The records below are split into lines. How many of those lines contain the string "Method"? Reply with the number only.

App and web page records
# # # # #
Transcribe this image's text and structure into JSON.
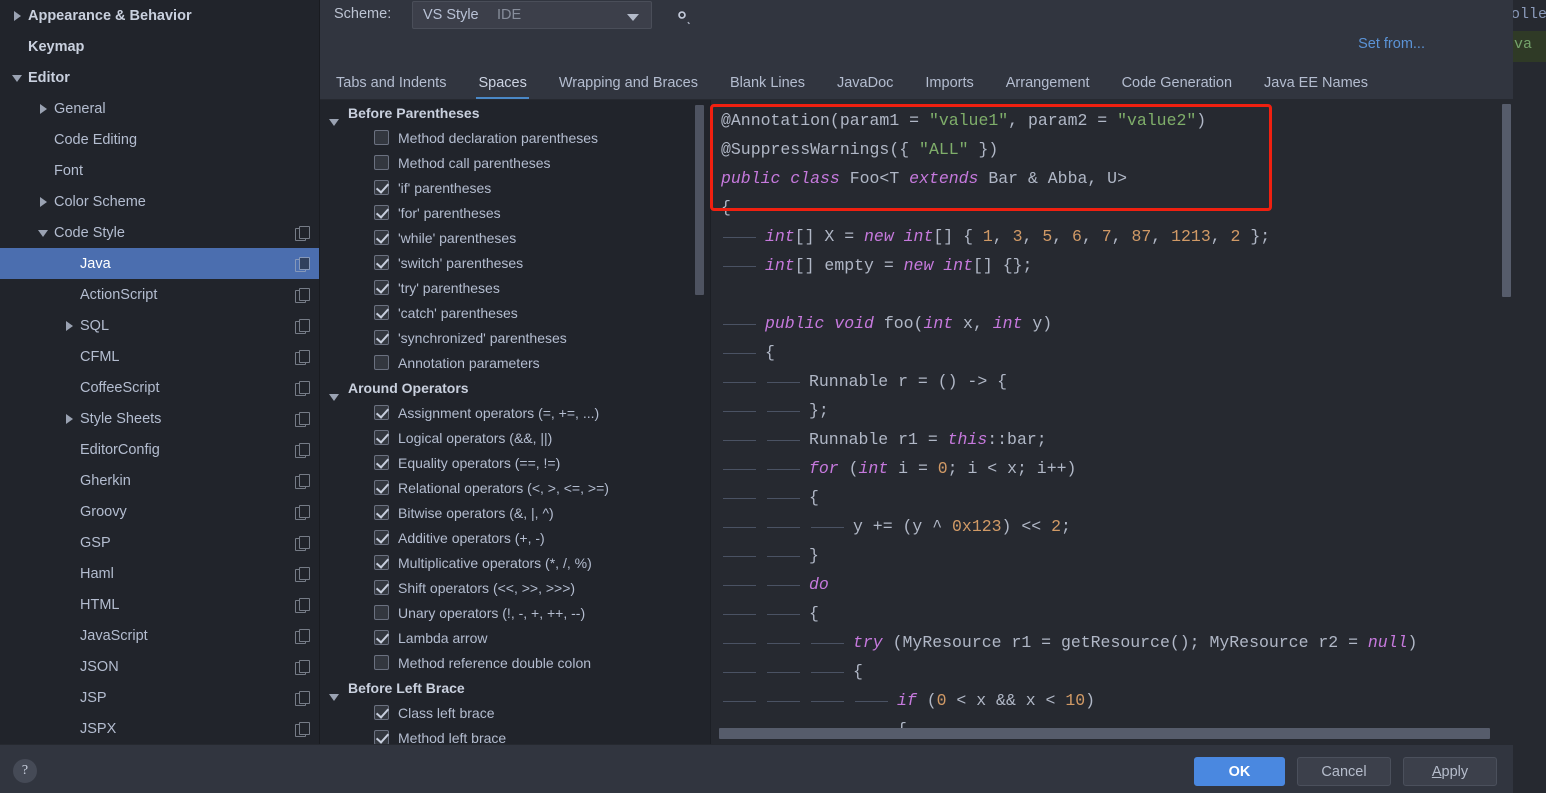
{
  "background_app": {
    "right_text": "roller",
    "green_text": "va"
  },
  "scheme_bar": {
    "label": "Scheme:",
    "value": "VS Style",
    "sub_value": "IDE",
    "dropdown_icon": "chevron-down-icon",
    "gear_icon": "gear-icon",
    "set_from_link": "Set from..."
  },
  "sidebar": {
    "items": [
      {
        "label": "Appearance & Behavior",
        "twisty": "right",
        "indent": 0,
        "bold": true,
        "copy": false,
        "selected": false
      },
      {
        "label": "Keymap",
        "twisty": "none",
        "indent": 0,
        "bold": true,
        "copy": false,
        "selected": false
      },
      {
        "label": "Editor",
        "twisty": "down",
        "indent": 0,
        "bold": true,
        "copy": false,
        "selected": false
      },
      {
        "label": "General",
        "twisty": "right",
        "indent": 1,
        "bold": false,
        "copy": false,
        "selected": false
      },
      {
        "label": "Code Editing",
        "twisty": "none",
        "indent": 1,
        "bold": false,
        "copy": false,
        "selected": false
      },
      {
        "label": "Font",
        "twisty": "none",
        "indent": 1,
        "bold": false,
        "copy": false,
        "selected": false
      },
      {
        "label": "Color Scheme",
        "twisty": "right",
        "indent": 1,
        "bold": false,
        "copy": false,
        "selected": false
      },
      {
        "label": "Code Style",
        "twisty": "down",
        "indent": 1,
        "bold": false,
        "copy": true,
        "selected": false
      },
      {
        "label": "Java",
        "twisty": "none",
        "indent": 2,
        "bold": false,
        "copy": true,
        "selected": true
      },
      {
        "label": "ActionScript",
        "twisty": "none",
        "indent": 2,
        "bold": false,
        "copy": true,
        "selected": false
      },
      {
        "label": "SQL",
        "twisty": "right",
        "indent": 2,
        "bold": false,
        "copy": true,
        "selected": false
      },
      {
        "label": "CFML",
        "twisty": "none",
        "indent": 2,
        "bold": false,
        "copy": true,
        "selected": false
      },
      {
        "label": "CoffeeScript",
        "twisty": "none",
        "indent": 2,
        "bold": false,
        "copy": true,
        "selected": false
      },
      {
        "label": "Style Sheets",
        "twisty": "right",
        "indent": 2,
        "bold": false,
        "copy": true,
        "selected": false
      },
      {
        "label": "EditorConfig",
        "twisty": "none",
        "indent": 2,
        "bold": false,
        "copy": true,
        "selected": false
      },
      {
        "label": "Gherkin",
        "twisty": "none",
        "indent": 2,
        "bold": false,
        "copy": true,
        "selected": false
      },
      {
        "label": "Groovy",
        "twisty": "none",
        "indent": 2,
        "bold": false,
        "copy": true,
        "selected": false
      },
      {
        "label": "GSP",
        "twisty": "none",
        "indent": 2,
        "bold": false,
        "copy": true,
        "selected": false
      },
      {
        "label": "Haml",
        "twisty": "none",
        "indent": 2,
        "bold": false,
        "copy": true,
        "selected": false
      },
      {
        "label": "HTML",
        "twisty": "none",
        "indent": 2,
        "bold": false,
        "copy": true,
        "selected": false
      },
      {
        "label": "JavaScript",
        "twisty": "none",
        "indent": 2,
        "bold": false,
        "copy": true,
        "selected": false
      },
      {
        "label": "JSON",
        "twisty": "none",
        "indent": 2,
        "bold": false,
        "copy": true,
        "selected": false
      },
      {
        "label": "JSP",
        "twisty": "none",
        "indent": 2,
        "bold": false,
        "copy": true,
        "selected": false
      },
      {
        "label": "JSPX",
        "twisty": "none",
        "indent": 2,
        "bold": false,
        "copy": true,
        "selected": false
      }
    ]
  },
  "tabs": [
    {
      "label": "Tabs and Indents",
      "active": false
    },
    {
      "label": "Spaces",
      "active": true
    },
    {
      "label": "Wrapping and Braces",
      "active": false
    },
    {
      "label": "Blank Lines",
      "active": false
    },
    {
      "label": "JavaDoc",
      "active": false
    },
    {
      "label": "Imports",
      "active": false
    },
    {
      "label": "Arrangement",
      "active": false
    },
    {
      "label": "Code Generation",
      "active": false
    },
    {
      "label": "Java EE Names",
      "active": false
    }
  ],
  "options": [
    {
      "type": "group",
      "label": "Before Parentheses"
    },
    {
      "type": "checkbox",
      "label": "Method declaration parentheses",
      "checked": false
    },
    {
      "type": "checkbox",
      "label": "Method call parentheses",
      "checked": false
    },
    {
      "type": "checkbox",
      "label": "'if' parentheses",
      "checked": true
    },
    {
      "type": "checkbox",
      "label": "'for' parentheses",
      "checked": true
    },
    {
      "type": "checkbox",
      "label": "'while' parentheses",
      "checked": true
    },
    {
      "type": "checkbox",
      "label": "'switch' parentheses",
      "checked": true
    },
    {
      "type": "checkbox",
      "label": "'try' parentheses",
      "checked": true
    },
    {
      "type": "checkbox",
      "label": "'catch' parentheses",
      "checked": true
    },
    {
      "type": "checkbox",
      "label": "'synchronized' parentheses",
      "checked": true
    },
    {
      "type": "checkbox",
      "label": "Annotation parameters",
      "checked": false
    },
    {
      "type": "group",
      "label": "Around Operators"
    },
    {
      "type": "checkbox",
      "label": "Assignment operators (=, +=, ...)",
      "checked": true
    },
    {
      "type": "checkbox",
      "label": "Logical operators (&&, ||)",
      "checked": true
    },
    {
      "type": "checkbox",
      "label": "Equality operators (==, !=)",
      "checked": true
    },
    {
      "type": "checkbox",
      "label": "Relational operators (<, >, <=, >=)",
      "checked": true
    },
    {
      "type": "checkbox",
      "label": "Bitwise operators (&, |, ^)",
      "checked": true
    },
    {
      "type": "checkbox",
      "label": "Additive operators (+, -)",
      "checked": true
    },
    {
      "type": "checkbox",
      "label": "Multiplicative operators (*, /, %)",
      "checked": true
    },
    {
      "type": "checkbox",
      "label": "Shift operators (<<, >>, >>>)",
      "checked": true
    },
    {
      "type": "checkbox",
      "label": "Unary operators (!, -, +, ++, --)",
      "checked": false
    },
    {
      "type": "checkbox",
      "label": "Lambda arrow",
      "checked": true
    },
    {
      "type": "checkbox",
      "label": "Method reference double colon",
      "checked": false
    },
    {
      "type": "group",
      "label": "Before Left Brace"
    },
    {
      "type": "checkbox",
      "label": "Class left brace",
      "checked": true
    },
    {
      "type": "checkbox",
      "label": "Method left brace",
      "checked": true
    }
  ],
  "code_preview": {
    "highlight_color": "#f02010",
    "lines": [
      {
        "guides": 0,
        "tokens": [
          {
            "t": "@Annotation(param1 = ",
            "c": "plain"
          },
          {
            "t": "\"value1\"",
            "c": "str"
          },
          {
            "t": ", param2 = ",
            "c": "plain"
          },
          {
            "t": "\"value2\"",
            "c": "str"
          },
          {
            "t": ")",
            "c": "plain"
          }
        ]
      },
      {
        "guides": 0,
        "tokens": [
          {
            "t": "@SuppressWarnings({ ",
            "c": "plain"
          },
          {
            "t": "\"ALL\"",
            "c": "str"
          },
          {
            "t": " })",
            "c": "plain"
          }
        ]
      },
      {
        "guides": 0,
        "tokens": [
          {
            "t": "public class",
            "c": "kw"
          },
          {
            "t": " Foo<T ",
            "c": "plain"
          },
          {
            "t": "extends",
            "c": "kw"
          },
          {
            "t": " Bar & Abba, U>",
            "c": "plain"
          }
        ]
      },
      {
        "guides": 0,
        "tokens": [
          {
            "t": "{",
            "c": "plain"
          }
        ]
      },
      {
        "guides": 1,
        "tokens": [
          {
            "t": "int",
            "c": "kw"
          },
          {
            "t": "[] X = ",
            "c": "plain"
          },
          {
            "t": "new",
            "c": "kw"
          },
          {
            "t": " ",
            "c": "plain"
          },
          {
            "t": "int",
            "c": "kw"
          },
          {
            "t": "[] { ",
            "c": "plain"
          },
          {
            "t": "1",
            "c": "num"
          },
          {
            "t": ", ",
            "c": "plain"
          },
          {
            "t": "3",
            "c": "num"
          },
          {
            "t": ", ",
            "c": "plain"
          },
          {
            "t": "5",
            "c": "num"
          },
          {
            "t": ", ",
            "c": "plain"
          },
          {
            "t": "6",
            "c": "num"
          },
          {
            "t": ", ",
            "c": "plain"
          },
          {
            "t": "7",
            "c": "num"
          },
          {
            "t": ", ",
            "c": "plain"
          },
          {
            "t": "87",
            "c": "num"
          },
          {
            "t": ", ",
            "c": "plain"
          },
          {
            "t": "1213",
            "c": "num"
          },
          {
            "t": ", ",
            "c": "plain"
          },
          {
            "t": "2",
            "c": "num"
          },
          {
            "t": " };",
            "c": "plain"
          }
        ]
      },
      {
        "guides": 1,
        "tokens": [
          {
            "t": "int",
            "c": "kw"
          },
          {
            "t": "[] empty = ",
            "c": "plain"
          },
          {
            "t": "new",
            "c": "kw"
          },
          {
            "t": " ",
            "c": "plain"
          },
          {
            "t": "int",
            "c": "kw"
          },
          {
            "t": "[] {};",
            "c": "plain"
          }
        ]
      },
      {
        "guides": 0,
        "tokens": [
          {
            "t": "",
            "c": "plain"
          }
        ]
      },
      {
        "guides": 1,
        "tokens": [
          {
            "t": "public void",
            "c": "kw"
          },
          {
            "t": " foo(",
            "c": "plain"
          },
          {
            "t": "int",
            "c": "kw"
          },
          {
            "t": " x, ",
            "c": "plain"
          },
          {
            "t": "int",
            "c": "kw"
          },
          {
            "t": " y)",
            "c": "plain"
          }
        ]
      },
      {
        "guides": 1,
        "tokens": [
          {
            "t": "{",
            "c": "plain"
          }
        ]
      },
      {
        "guides": 2,
        "tokens": [
          {
            "t": "Runnable r = () -> {",
            "c": "plain"
          }
        ]
      },
      {
        "guides": 2,
        "tokens": [
          {
            "t": "};",
            "c": "plain"
          }
        ]
      },
      {
        "guides": 2,
        "tokens": [
          {
            "t": "Runnable r1 = ",
            "c": "plain"
          },
          {
            "t": "this",
            "c": "kw"
          },
          {
            "t": "::bar;",
            "c": "plain"
          }
        ]
      },
      {
        "guides": 2,
        "tokens": [
          {
            "t": "for",
            "c": "kw"
          },
          {
            "t": " (",
            "c": "plain"
          },
          {
            "t": "int",
            "c": "kw"
          },
          {
            "t": " i = ",
            "c": "plain"
          },
          {
            "t": "0",
            "c": "num"
          },
          {
            "t": "; i < x; i++)",
            "c": "plain"
          }
        ]
      },
      {
        "guides": 2,
        "tokens": [
          {
            "t": "{",
            "c": "plain"
          }
        ]
      },
      {
        "guides": 3,
        "tokens": [
          {
            "t": "y += (y ^ ",
            "c": "plain"
          },
          {
            "t": "0x123",
            "c": "num"
          },
          {
            "t": ") << ",
            "c": "plain"
          },
          {
            "t": "2",
            "c": "num"
          },
          {
            "t": ";",
            "c": "plain"
          }
        ]
      },
      {
        "guides": 2,
        "tokens": [
          {
            "t": "}",
            "c": "plain"
          }
        ]
      },
      {
        "guides": 2,
        "tokens": [
          {
            "t": "do",
            "c": "kw"
          }
        ]
      },
      {
        "guides": 2,
        "tokens": [
          {
            "t": "{",
            "c": "plain"
          }
        ]
      },
      {
        "guides": 3,
        "tokens": [
          {
            "t": "try",
            "c": "kw"
          },
          {
            "t": " (MyResource r1 = getResource(); MyResource r2 = ",
            "c": "plain"
          },
          {
            "t": "null",
            "c": "kw"
          },
          {
            "t": ")",
            "c": "plain"
          }
        ]
      },
      {
        "guides": 3,
        "tokens": [
          {
            "t": "{",
            "c": "plain"
          }
        ]
      },
      {
        "guides": 4,
        "tokens": [
          {
            "t": "if",
            "c": "kw"
          },
          {
            "t": " (",
            "c": "plain"
          },
          {
            "t": "0",
            "c": "num"
          },
          {
            "t": " < x && x < ",
            "c": "plain"
          },
          {
            "t": "10",
            "c": "num"
          },
          {
            "t": ")",
            "c": "plain"
          }
        ]
      },
      {
        "guides": 4,
        "tokens": [
          {
            "t": "{",
            "c": "plain"
          }
        ]
      }
    ]
  },
  "footer": {
    "help_icon": "question-mark-icon",
    "ok_label": "OK",
    "cancel_label": "Cancel",
    "apply_label": "Apply",
    "apply_mnemonic": "A"
  }
}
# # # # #
▶ _Exercise output_
4